One day a long time ago, the HR leader of my company summoned me and informed me that I needed to terminate a direct report due to a serious issue. Based on the story I was told the situation seemed clear-cut, except for one problem: the behaviors described just didn’t fit with the person I thought I knew. I went ahead anyway and summoned the direct report to the HR office and proceeded with the termination discussion. The direct report immediately objected and went on to provide a very plausible – and very different – description of the matter. I immediately had a major ‘uh-oh’ moment when I realized that only one side of the story had been used to make the termination decision. In the end:
- The employee was not terminated.
- I was humiliated and embarrassed for putting the employee through this i’ll-guided drama.

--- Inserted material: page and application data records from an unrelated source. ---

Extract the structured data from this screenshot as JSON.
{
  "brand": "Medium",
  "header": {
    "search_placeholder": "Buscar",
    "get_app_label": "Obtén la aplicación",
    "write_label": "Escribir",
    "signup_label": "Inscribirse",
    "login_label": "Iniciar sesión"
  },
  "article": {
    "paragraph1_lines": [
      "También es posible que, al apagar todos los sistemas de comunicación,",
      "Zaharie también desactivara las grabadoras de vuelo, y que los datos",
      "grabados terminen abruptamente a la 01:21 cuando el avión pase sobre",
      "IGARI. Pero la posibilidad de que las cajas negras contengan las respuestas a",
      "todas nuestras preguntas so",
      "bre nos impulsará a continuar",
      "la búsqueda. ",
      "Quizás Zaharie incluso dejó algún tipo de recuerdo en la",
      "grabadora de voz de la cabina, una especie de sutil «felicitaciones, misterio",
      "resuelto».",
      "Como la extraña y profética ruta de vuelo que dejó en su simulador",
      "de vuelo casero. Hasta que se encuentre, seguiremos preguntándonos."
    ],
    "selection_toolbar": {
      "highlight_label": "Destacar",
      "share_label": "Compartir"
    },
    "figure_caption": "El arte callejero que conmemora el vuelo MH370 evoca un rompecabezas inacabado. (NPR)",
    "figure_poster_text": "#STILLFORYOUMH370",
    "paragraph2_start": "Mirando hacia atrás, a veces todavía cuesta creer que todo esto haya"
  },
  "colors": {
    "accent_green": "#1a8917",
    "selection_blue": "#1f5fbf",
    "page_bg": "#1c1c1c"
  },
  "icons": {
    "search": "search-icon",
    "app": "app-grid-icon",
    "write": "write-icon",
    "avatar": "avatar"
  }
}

My relationship with the employee took a long time to rebuild, if it ever did.
- I learned a hard lesson that has paid dividends ever since, both inside and outside of work: ‘measure-twice-cut-once,’ which I adapted from the carpentry trade to mean ALWAYS get the other side of the story before taking action.
While I never had a repeat of the above situation (thankfully), I’ve been amazed at how many times one-sided stories have been presented to me. A common thread to all of these stories is one or more elements that are too incredible to believe, such as the behavior attributed to my direct report in the story above. Whenever these have hit my radar screen, I would immediately swing into measure-twice-cut-once mode.
How often has this happened to you, where a team member is having difficulty accomplishing an objective, and blames the poor processes of other departments, disinterested meeting participants that jeopardize achievement of goals, or bad professional behavior of others that affects overall morale? Are you asked to get involved and clear the obstacle? Do you? That’s one of the functions of a leader, right, to remove obstacles so your team can succeed?
Before diving in based on one side of the story, however, consider the risk of getting egg smeared all over your face like I did. Here are some tips you can use to measure twice before cutting.
- In any one-sided story, there are always multiple parties. Ask the ‘story-teller’ to summarize each party’s version of the conflict. If the story-teller doesn’t know (very common), send them to find out. In addition, go find out for yourself. My preferred method is to go directly to the other party, inform them of the frustration being felt, and ask for their perspective. (I keep the discussion focused on the obstacle, not individuals.) With this tactic, I almost always learn something I didn’t know before that ends up casting the situation in a new light. I then combine this information with the feedback from the story-teller to get a much clearer view of the conflict. This is the crucial step that was neglected in my HR lesson.
- If the underlying issue is an initiative, project, process improvement, etc., review it to determine if the original goal is still valid. Remember last month’s article when I advised using the ‘sniff test’ to determine if a situation made sense? You can use the same principle here. I’ve often found that seemingly beneficial initiatives are really just transfers of work from one department to another. No wonder the other department members are being obstinate! Before you start swinging your weight around in this kind of situation, make sure you understand how all parties are impacted by the end result.
- Don’t let the situation linger. Bad things will happen to those who procrastinate when frustrations are clearly building, such as the story-teller venting his/her frustration in the form of a regretful email, or the sudden publication of a ‘the-heck-with-others-here’s-our-new-department-policy’ that you will have to subsequently explain and clean up. Again, relationships can be damaged here that can take a long time to mend.
The measure-twice-cut-once mentality is a habit that you can develop, just like brushing your teeth in the morning or parking in the same spot at work each day (or wearing a mask!). Once you develop the measure-twice-cut-once habit, you’ll find that you are better able to assess situations and make more confident decisions, whether you are watching a newscast, reading an online opinion, or listening to a colleague spin a tale that is too incredible to believe.